The first change was the move from records to CDs. The retail mega-stores failed to keep up and not one of them changed their brand name to reflect that sea change. Tower Records never became Tower CD or even better — Tower Entertainment.
They wanted the market to remain the same because they were invested in it. Instead of seeing their brand equity as coveted entry into the new space, they fought it, holding onto a failed and failing model. The customer no longer wanted the “shopping experience” they wanted immediacy and the ability to buy from their own computer browser.
Every time you download a song from Apple’s iTunes or purchase a CD from Amazon.com, remember that Tower Records was once that — a towering brand in music proliferation and experience. It was the source for those that loved and purchased music. They had a brand but they squandered it by focusing on the process rather than the purpose or precept that drove their customer to covet what they delivered.
Remember Maxwell House and its “good to the last drop” promise? The market leader for years and arch-rival to P&G’s Folgers brand. An overlooked consumer insight propelled Folgers into first place after years of being a marginal player — the realization that scent was a more powerful motivator than taste.
“Quick, give Mrs. Olsen the boot” and usher in the deep resonant “sniff” and the theme that “the best part of waking up was Folgers in your cup.” So much for “good to the last drop” but Folgers only got the message half right. They overlooked precept (what I believe I crave) and concentrated on purpose (I need the smell of coffee).
What is Winning Worth?
P&G, in typical form believed that price drove the category and worried that the rising price of coffee would doom their business. The rest of the market agreed with the market leader. Enter “flaked coffee” allowing users to use less coffee and enter the less than “integrity” filled 12oz “one pound cans.” They worried that the market would NEVER pay upwards of $3 a pound for great coffee.

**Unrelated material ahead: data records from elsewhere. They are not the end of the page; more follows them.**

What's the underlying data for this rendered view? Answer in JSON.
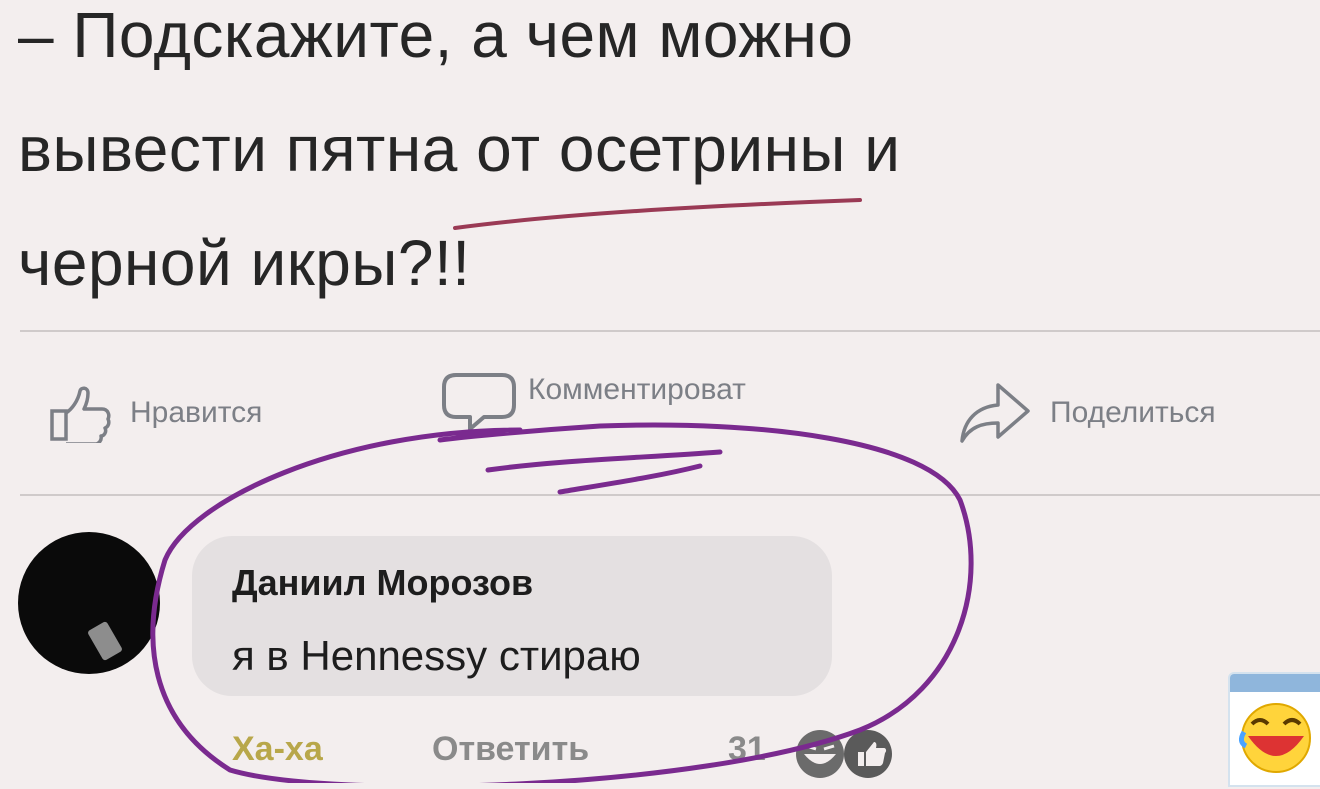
{
  "post": {
    "lines": [
      "– Подскажите, а чем можно",
      "вывести пятна от осетрины и",
      "черной икры?!!"
    ]
  },
  "actions": {
    "like": "Нравится",
    "comment": "Комментироват",
    "share": "Поделиться"
  },
  "comment": {
    "author": "Даниил Морозов",
    "text": "я в Hennessy стираю",
    "reaction_label": "Ха-ха",
    "reply_label": "Ответить",
    "reactions_count": "31"
  },
  "colors": {
    "background": "#f3eeee",
    "annotation_stroke": "#7a2a8f",
    "underline_stroke": "#9a3a55"
  },
  "icons": [
    "thumbs-up-icon",
    "comment-bubble-icon",
    "share-arrow-icon",
    "laughing-emoji-icon",
    "like-badge-icon"
  ]
}
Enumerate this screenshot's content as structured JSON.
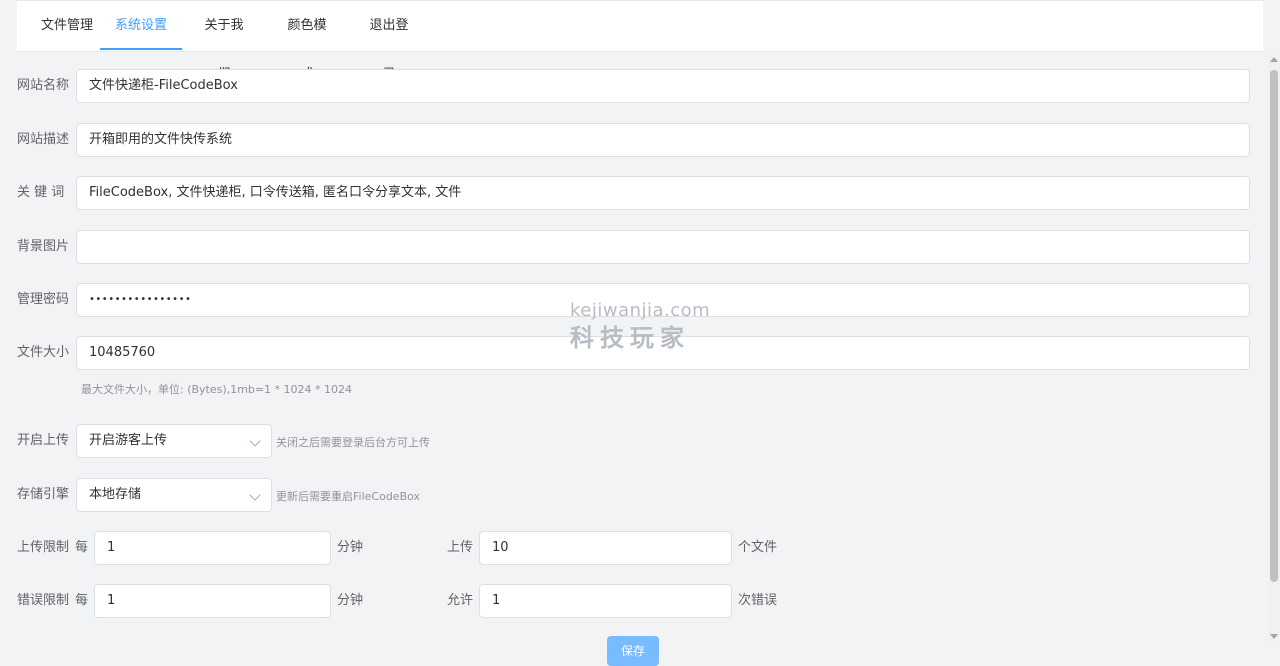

I wonder what they think now that coffee drinkers line up at Starbucks for the privilege of buying coffee at $13 a pound and spending $4 on a cup? Are we actually buying better taste or an experience? It seems that taste is worth $3 a pound but the inconvenience of making a special trip to the coffee store is worth $10 more. It took them a long time to realize that how coffee was delivered would drive the coffee business. Have you ever asked how much coffee costs per pound in K-Cups for your Keurig Coffee Maker?